Three mountain climbers participate in the No Barriers Festival: Two are blind and the third is a double-leg amputee. These men demonstrate how spirit and technology can improve quality of life.

Damon Stea, producer/director
Three photographers have one thing in common: They are blind.
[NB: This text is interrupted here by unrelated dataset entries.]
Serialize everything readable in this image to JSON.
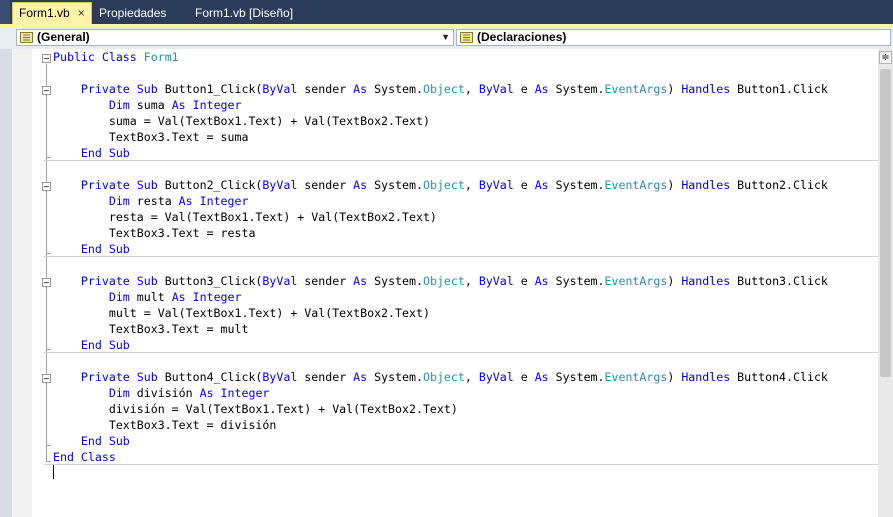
{
  "tabs": [
    {
      "label": "Form1.vb",
      "active": true
    },
    {
      "label": "Propiedades",
      "active": false
    },
    {
      "label": "Form1.vb [Diseño]",
      "active": false
    }
  ],
  "close_glyph": "×",
  "navbar": {
    "left_combo": "(General)",
    "right_combo": "(Declaraciones)",
    "arrow_glyph": "▼"
  },
  "code_lines": [
    [
      [
        "kw",
        "Public Class "
      ],
      [
        "ty",
        "Form1"
      ]
    ],
    [],
    [
      [
        "t",
        "    "
      ],
      [
        "kw",
        "Private Sub "
      ],
      [
        "t",
        "Button1_Click("
      ],
      [
        "kw",
        "ByVal"
      ],
      [
        "t",
        " sender "
      ],
      [
        "kw",
        "As"
      ],
      [
        "t",
        " System."
      ],
      [
        "ty",
        "Object"
      ],
      [
        "t",
        ", "
      ],
      [
        "kw",
        "ByVal"
      ],
      [
        "t",
        " e "
      ],
      [
        "kw",
        "As"
      ],
      [
        "t",
        " System."
      ],
      [
        "ty",
        "EventArgs"
      ],
      [
        "t",
        ") "
      ],
      [
        "kw",
        "Handles"
      ],
      [
        "t",
        " Button1.Click"
      ]
    ],
    [
      [
        "t",
        "        "
      ],
      [
        "kw",
        "Dim"
      ],
      [
        "t",
        " suma "
      ],
      [
        "kw",
        "As Integer"
      ]
    ],
    [
      [
        "t",
        "        suma = Val(TextBox1.Text) + Val(TextBox2.Text)"
      ]
    ],
    [
      [
        "t",
        "        TextBox3.Text = suma"
      ]
    ],
    [
      [
        "t",
        "    "
      ],
      [
        "kw",
        "End Sub"
      ]
    ],
    [],
    [
      [
        "t",
        "    "
      ],
      [
        "kw",
        "Private Sub "
      ],
      [
        "t",
        "Button2_Click("
      ],
      [
        "kw",
        "ByVal"
      ],
      [
        "t",
        " sender "
      ],
      [
        "kw",
        "As"
      ],
      [
        "t",
        " System."
      ],
      [
        "ty",
        "Object"
      ],
      [
        "t",
        ", "
      ],
      [
        "kw",
        "ByVal"
      ],
      [
        "t",
        " e "
      ],
      [
        "kw",
        "As"
      ],
      [
        "t",
        " System."
      ],
      [
        "ty",
        "EventArgs"
      ],
      [
        "t",
        ") "
      ],
      [
        "kw",
        "Handles"
      ],
      [
        "t",
        " Button2.Click"
      ]
    ],
    [
      [
        "t",
        "        "
      ],
      [
        "kw",
        "Dim"
      ],
      [
        "t",
        " resta "
      ],
      [
        "kw",
        "As Integer"
      ]
    ],
    [
      [
        "t",
        "        resta = Val(TextBox1.Text) + Val(TextBox2.Text)"
      ]
    ],
    [
      [
        "t",
        "        TextBox3.Text = resta"
      ]
    ],
    [
      [
        "t",
        "    "
      ],
      [
        "kw",
        "End Sub"
      ]
    ],
    [],
    [
      [
        "t",
        "    "
      ],
      [
        "kw",
        "Private Sub "
      ],
      [
        "t",
        "Button3_Click("
      ],
      [
        "kw",
        "ByVal"
      ],
      [
        "t",
        " sender "
      ],
      [
        "kw",
        "As"
      ],
      [
        "t",
        " System."
      ],
      [
        "ty",
        "Object"
      ],
      [
        "t",
        ", "
      ],
      [
        "kw",
        "ByVal"
      ],
      [
        "t",
        " e "
      ],
      [
        "kw",
        "As"
      ],
      [
        "t",
        " System."
      ],
      [
        "ty",
        "EventArgs"
      ],
      [
        "t",
        ") "
      ],
      [
        "kw",
        "Handles"
      ],
      [
        "t",
        " Button3.Click"
      ]
    ],
    [
      [
        "t",
        "        "
      ],
      [
        "kw",
        "Dim"
      ],
      [
        "t",
        " mult "
      ],
      [
        "kw",
        "As Integer"
      ]
    ],
    [
      [
        "t",
        "        mult = Val(TextBox1.Text) + Val(TextBox2.Text)"
      ]
    ],
    [
      [
        "t",
        "        TextBox3.Text = mult"
      ]
    ],
    [
      [
        "t",
        "    "
      ],
      [
        "kw",
        "End Sub"
      ]
    ],
    [],
    [
      [
        "t",
        "    "
      ],
      [
        "kw",
        "Private Sub "
      ],
      [
        "t",
        "Button4_Click("
      ],
      [
        "kw",
        "ByVal"
      ],
      [
        "t",
        " sender "
      ],
      [
        "kw",
        "As"
      ],
      [
        "t",
        " System."
      ],
      [
        "ty",
        "Object"
      ],
      [
        "t",
        ", "
      ],
      [
        "kw",
        "ByVal"
      ],
      [
        "t",
        " e "
      ],
      [
        "kw",
        "As"
      ],
      [
        "t",
        " System."
      ],
      [
        "ty",
        "EventArgs"
      ],
      [
        "t",
        ") "
      ],
      [
        "kw",
        "Handles"
      ],
      [
        "t",
        " Button4.Click"
      ]
    ],
    [
      [
        "t",
        "        "
      ],
      [
        "kw",
        "Dim"
      ],
      [
        "t",
        " división "
      ],
      [
        "kw",
        "As Integer"
      ]
    ],
    [
      [
        "t",
        "        división = Val(TextBox1.Text) + Val(TextBox2.Text)"
      ]
    ],
    [
      [
        "t",
        "        TextBox3.Text = división"
      ]
    ],
    [
      [
        "t",
        "    "
      ],
      [
        "kw",
        "End Sub"
      ]
    ],
    [
      [
        "kw",
        "End Class"
      ]
    ]
  ],
  "colors": {
    "keyword": "#0000ff",
    "type": "#2b91af",
    "active_tab": "#fff3a8",
    "tab_strip": "#2b3b5a"
  }
}
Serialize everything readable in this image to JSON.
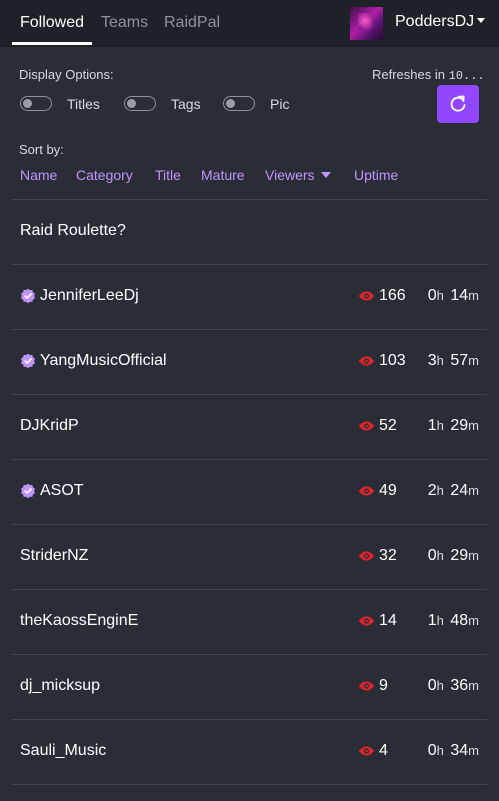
{
  "header": {
    "tabs": [
      {
        "label": "Followed",
        "active": true
      },
      {
        "label": "Teams",
        "active": false
      },
      {
        "label": "RaidPal",
        "active": false
      }
    ],
    "username": "PoddersDJ"
  },
  "options": {
    "display_label": "Display Options:",
    "refresh_prefix": "Refreshes in",
    "refresh_value": "10...",
    "toggles": [
      {
        "label": "Titles",
        "on": false
      },
      {
        "label": "Tags",
        "on": false
      },
      {
        "label": "Pic",
        "on": false
      }
    ]
  },
  "sort": {
    "label": "Sort by:",
    "columns": [
      "Name",
      "Category",
      "Title",
      "Mature",
      "Viewers",
      "Uptime"
    ],
    "active": "Viewers"
  },
  "raid_roulette": "Raid Roulette?",
  "streams": [
    {
      "name": "JenniferLeeDj",
      "verified": true,
      "viewers": "166",
      "hours": "0",
      "minutes": "14"
    },
    {
      "name": "YangMusicOfficial",
      "verified": true,
      "viewers": "103",
      "hours": "3",
      "minutes": "57"
    },
    {
      "name": "DJKridP",
      "verified": false,
      "viewers": "52",
      "hours": "1",
      "minutes": "29"
    },
    {
      "name": "ASOT",
      "verified": true,
      "viewers": "49",
      "hours": "2",
      "minutes": "24"
    },
    {
      "name": "StriderNZ",
      "verified": false,
      "viewers": "32",
      "hours": "0",
      "minutes": "29"
    },
    {
      "name": "theKaossEnginE",
      "verified": false,
      "viewers": "14",
      "hours": "1",
      "minutes": "48"
    },
    {
      "name": "dj_micksup",
      "verified": false,
      "viewers": "9",
      "hours": "0",
      "minutes": "36"
    },
    {
      "name": "Sauli_Music",
      "verified": false,
      "viewers": "4",
      "hours": "0",
      "minutes": "34"
    }
  ],
  "units": {
    "hours": "h",
    "minutes": "m"
  },
  "colors": {
    "background": "#2a2d36",
    "header_background": "#1f2128",
    "accent": "#9147ff",
    "link": "#bf94ff",
    "viewer_icon": "#e0242b",
    "verified_badge": "#bf94ff"
  },
  "icons": {
    "refresh": "refresh-icon",
    "verified": "verified-badge-icon",
    "viewers": "eye-icon"
  }
}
Each has a vision and style unique to their experience.

Charlotte Glynn, producer/director
A sister sees her mentally retarded sibling in a new way through the lens of a camera and becomes her best advocate.

Charlotte Glynn, producer/director
A young boy struggles to accept his diagnosis of ADHD and is forced to either cope with social pressure to be "normal" or remain true to himself.

There’s Still Hope for Dreams…A Phamaly Story
Mark Dissette, director
Actors with various disabilities, who would not otherwise have a chance to perform on stage, exhibit their talents with the theatrical group PHAMALY.

Water Burns Sun
Petra Kuppers, writer/director
A Butoh dance video sheds light on skin, water, ghosts and the meaning of "cripple."

Ways on Wheel
Ken Galloway, writer/director
A fast-moving outlaw artist on the British Columbia graffiti scene is paralyzed in a car accident. While many see graffiti as an unwanted presence in our cities, he now sees it as a reason to live.

When I’m Not Alone
Rhianon Gutierrez, director
Born female but raised as a male for 28 years, Sam Durbin was abused, never learned to read or write and drifted in and out of institutions. But he's turned his tragedy around and helps others in the process.

With Wings to Fly
Sharon T. Farrell, director
A young athlete paralyzed in an auto accident again finds the joy of competing in sports through the highly competitive sport of Pigeon Racing.

You Wanted to Make a Film?/  At ratzit laasot seret?
Gali Weintraub, director
This film portrays the complex relationship between the director, who was born disabled, and a polio victim and folk dancer son of disabled parents who decide to put on a dance performance. It highlights the filmmaker's struggle to be able to make this very film.

** denotes World Premiere
* denotes U.S. Premiere